*Problem requirements*:
Copy all entries without alteration and skip the pictures they hold.

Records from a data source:
******
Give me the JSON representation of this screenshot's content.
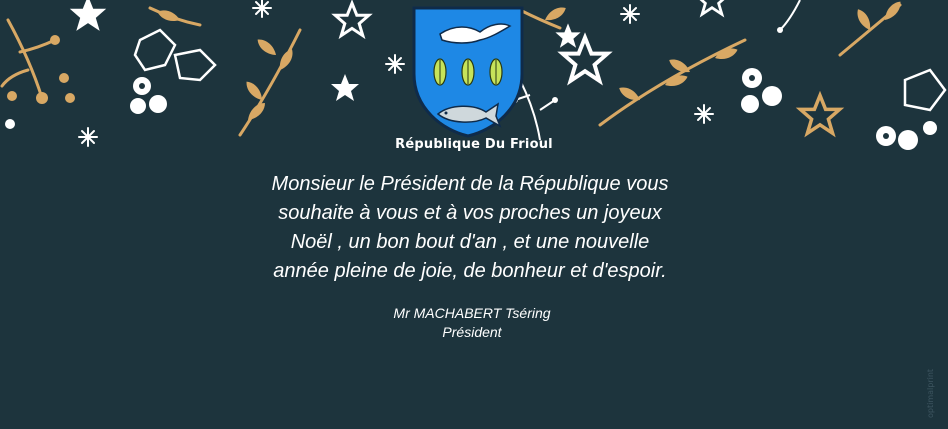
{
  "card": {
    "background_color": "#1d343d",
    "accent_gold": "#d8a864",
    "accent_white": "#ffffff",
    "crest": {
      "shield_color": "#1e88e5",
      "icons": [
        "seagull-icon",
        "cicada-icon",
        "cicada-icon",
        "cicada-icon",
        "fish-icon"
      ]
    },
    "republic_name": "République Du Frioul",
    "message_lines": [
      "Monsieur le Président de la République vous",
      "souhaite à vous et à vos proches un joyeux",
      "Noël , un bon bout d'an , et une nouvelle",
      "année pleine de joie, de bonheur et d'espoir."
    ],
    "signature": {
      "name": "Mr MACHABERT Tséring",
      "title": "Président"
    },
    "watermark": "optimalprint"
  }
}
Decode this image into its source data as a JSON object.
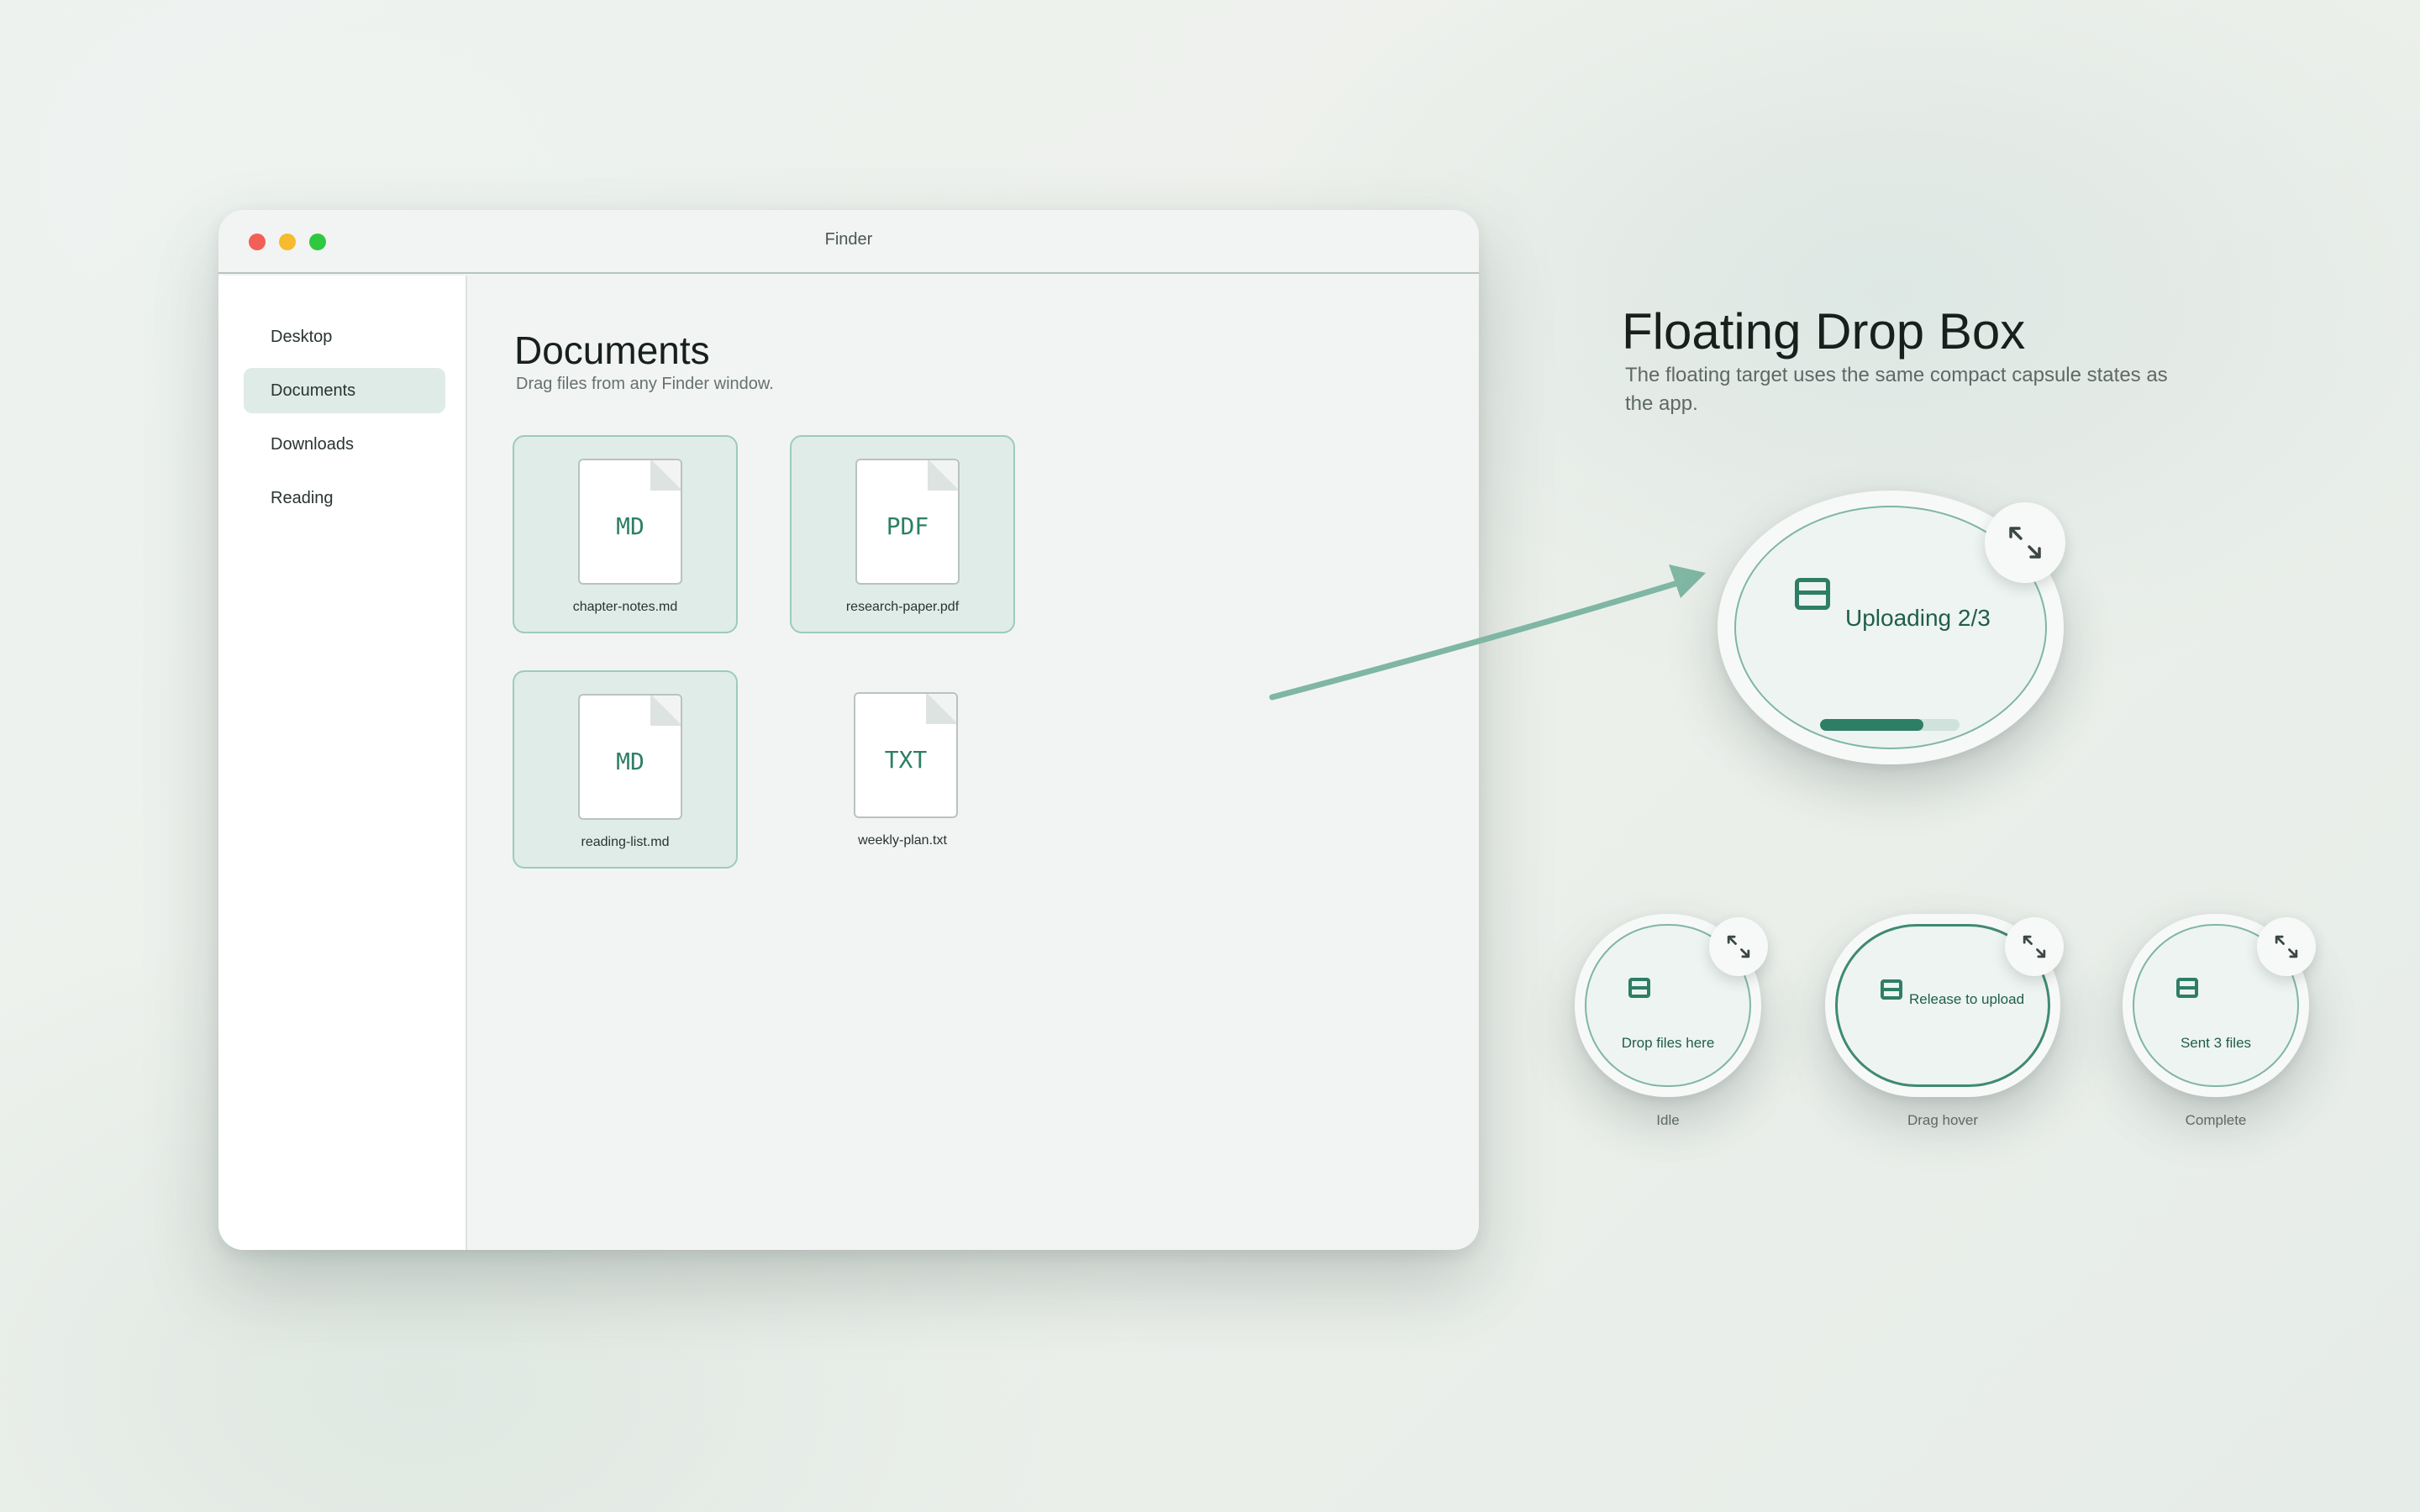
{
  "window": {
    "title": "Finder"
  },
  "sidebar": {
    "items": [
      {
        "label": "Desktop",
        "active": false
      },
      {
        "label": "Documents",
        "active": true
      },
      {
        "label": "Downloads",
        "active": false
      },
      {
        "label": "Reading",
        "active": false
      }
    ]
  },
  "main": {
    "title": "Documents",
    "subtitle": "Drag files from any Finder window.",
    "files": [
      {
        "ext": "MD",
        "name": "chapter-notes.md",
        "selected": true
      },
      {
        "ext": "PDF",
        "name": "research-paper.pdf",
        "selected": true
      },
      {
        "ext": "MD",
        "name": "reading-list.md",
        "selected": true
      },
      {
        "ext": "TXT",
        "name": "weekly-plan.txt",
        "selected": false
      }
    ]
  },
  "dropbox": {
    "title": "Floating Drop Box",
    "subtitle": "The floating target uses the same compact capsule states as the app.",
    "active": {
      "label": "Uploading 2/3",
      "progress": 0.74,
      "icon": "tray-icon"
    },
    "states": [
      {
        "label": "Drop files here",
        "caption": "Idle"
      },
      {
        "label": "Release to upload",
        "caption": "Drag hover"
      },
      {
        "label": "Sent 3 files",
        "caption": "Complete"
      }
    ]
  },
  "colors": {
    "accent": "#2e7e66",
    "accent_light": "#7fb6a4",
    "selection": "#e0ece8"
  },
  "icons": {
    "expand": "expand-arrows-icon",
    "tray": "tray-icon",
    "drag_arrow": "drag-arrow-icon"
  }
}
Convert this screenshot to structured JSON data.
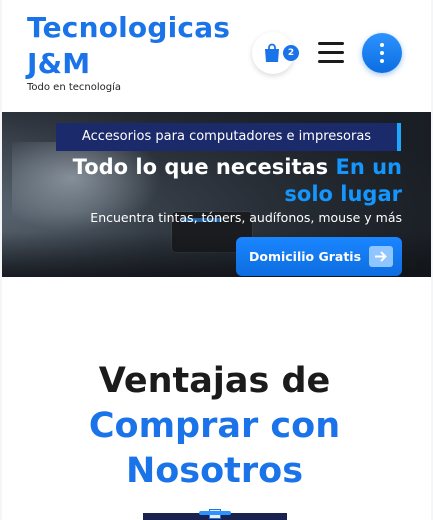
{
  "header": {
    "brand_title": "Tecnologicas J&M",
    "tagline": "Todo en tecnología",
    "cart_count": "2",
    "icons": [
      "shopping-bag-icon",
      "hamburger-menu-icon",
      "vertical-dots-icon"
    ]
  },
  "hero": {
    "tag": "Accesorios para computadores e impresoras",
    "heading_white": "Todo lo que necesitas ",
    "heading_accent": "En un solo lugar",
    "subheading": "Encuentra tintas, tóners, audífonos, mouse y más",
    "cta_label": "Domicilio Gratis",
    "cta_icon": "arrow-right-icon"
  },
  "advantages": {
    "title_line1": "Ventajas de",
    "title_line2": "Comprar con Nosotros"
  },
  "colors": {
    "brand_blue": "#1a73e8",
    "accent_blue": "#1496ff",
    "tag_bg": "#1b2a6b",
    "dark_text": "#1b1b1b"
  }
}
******
*Written response*:
Give me the JSON representation of this screenshot's content.
{
  "card": {
    "background_color": "#1d343d",
    "accent_gold": "#d8a864",
    "accent_white": "#ffffff",
    "crest": {
      "shield_color": "#1e88e5",
      "icons": [
        "seagull-icon",
        "cicada-icon",
        "cicada-icon",
        "cicada-icon",
        "fish-icon"
      ]
    },
    "republic_name": "République Du Frioul",
    "message_lines": [
      "Monsieur le Président de la République vous",
      "souhaite à vous et à vos proches un joyeux",
      "Noël , un bon bout d'an , et une nouvelle",
      "année pleine de joie, de bonheur et d'espoir."
    ],
    "signature": {
      "name": "Mr MACHABERT Tséring",
      "title": "Président"
    },
    "watermark": "optimalprint"
  }
}
Decode this image into its source data as a JSON object.
{
  "window": {
    "title": "Finder"
  },
  "sidebar": {
    "items": [
      {
        "label": "Desktop",
        "active": false
      },
      {
        "label": "Documents",
        "active": true
      },
      {
        "label": "Downloads",
        "active": false
      },
      {
        "label": "Reading",
        "active": false
      }
    ]
  },
  "main": {
    "title": "Documents",
    "subtitle": "Drag files from any Finder window.",
    "files": [
      {
        "ext": "MD",
        "name": "chapter-notes.md",
        "selected": true
      },
      {
        "ext": "PDF",
        "name": "research-paper.pdf",
        "selected": true
      },
      {
        "ext": "MD",
        "name": "reading-list.md",
        "selected": true
      },
      {
        "ext": "TXT",
        "name": "weekly-plan.txt",
        "selected": false
      }
    ]
  },
  "dropbox": {
    "title": "Floating Drop Box",
    "subtitle": "The floating target uses the same compact capsule states as the app.",
    "active": {
      "label": "Uploading 2/3",
      "progress": 0.74,
      "icon": "tray-icon"
    },
    "states": [
      {
        "label": "Drop files here",
        "caption": "Idle"
      },
      {
        "label": "Release to upload",
        "caption": "Drag hover"
      },
      {
        "label": "Sent 3 files",
        "caption": "Complete"
      }
    ]
  },
  "colors": {
    "accent": "#2e7e66",
    "accent_light": "#7fb6a4",
    "selection": "#e0ece8"
  },
  "icons": {
    "expand": "expand-arrows-icon",
    "tray": "tray-icon",
    "drag_arrow": "drag-arrow-icon"
  }
}
Convert this screenshot to structured JSON data.
{
  "header": {
    "brand_title": "Tecnologicas J&M",
    "tagline": "Todo en tecnología",
    "cart_count": "2",
    "icons": [
      "shopping-bag-icon",
      "hamburger-menu-icon",
      "vertical-dots-icon"
    ]
  },
  "hero": {
    "tag": "Accesorios para computadores e impresoras",
    "heading_white": "Todo lo que necesitas ",
    "heading_accent": "En un solo lugar",
    "subheading": "Encuentra tintas, tóners, audífonos, mouse y más",
    "cta_label": "Domicilio Gratis",
    "cta_icon": "arrow-right-icon"
  },
  "advantages": {
    "title_line1": "Ventajas de",
    "title_line2": "Comprar con Nosotros"
  },
  "colors": {
    "brand_blue": "#1a73e8",
    "accent_blue": "#1496ff",
    "tag_bg": "#1b2a6b",
    "dark_text": "#1b1b1b"
  }
}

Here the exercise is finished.